How Do You Find Out How Much Snow an Area Got?

As of November 2014, the National Weather Service website has three ways to check the snowfall of a particular area, including the Snow and Ice section of the National Climatic Data Center, local climate weather reports, and national snow and ice charts. Each portion of the NWS's website delivers snowfall data in a different way.

The Snow and Ice portion of the NCDC contains links to recent snowfall and snow depths that go back seven days. These maps are by state or for the entire United States. The regional snowfall index notes the impacts of huge snowstorms that affect the eastern two-thirds of the United States. The RSI categorizes storms using a one-through-five numbering scheme similar to that used for hurricanes. Snow cover maps and daily snowfall reports show data for snowfall throughout North America.

Local climate reports give detailed aspects of weather reported on a certain day, month or year. For example, the St. Louis weather station has daily climate reports for two months. Annual climate reports summarize annual precipitation totals for a local area, a figure that also includes annual snowfall totals. Regional summaries go back one full calendar year.
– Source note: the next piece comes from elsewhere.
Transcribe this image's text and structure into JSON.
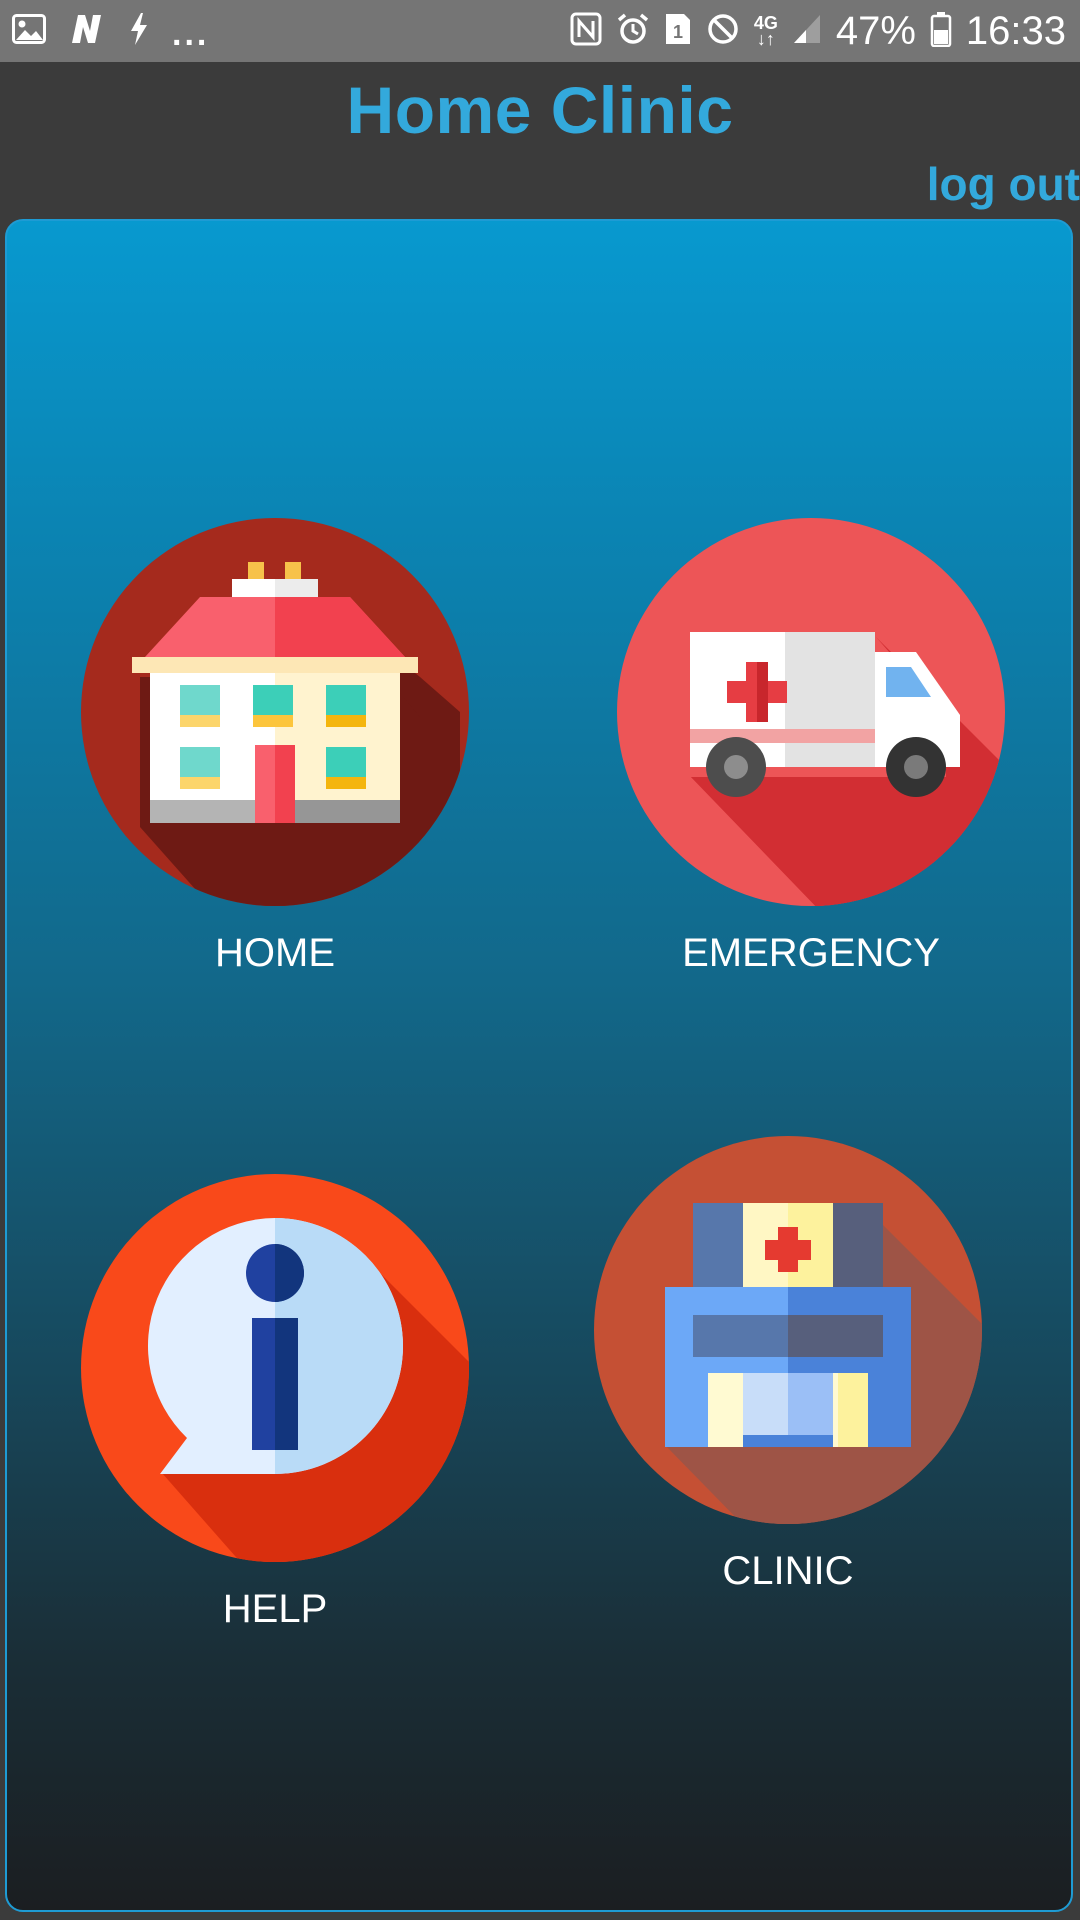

The NCDC also features the National Snow and Ice Report, which is published monthly and is archived back to 2002. Each report includes weather maps, notes on snow cover and any record snowfalls that occurred during that particular month.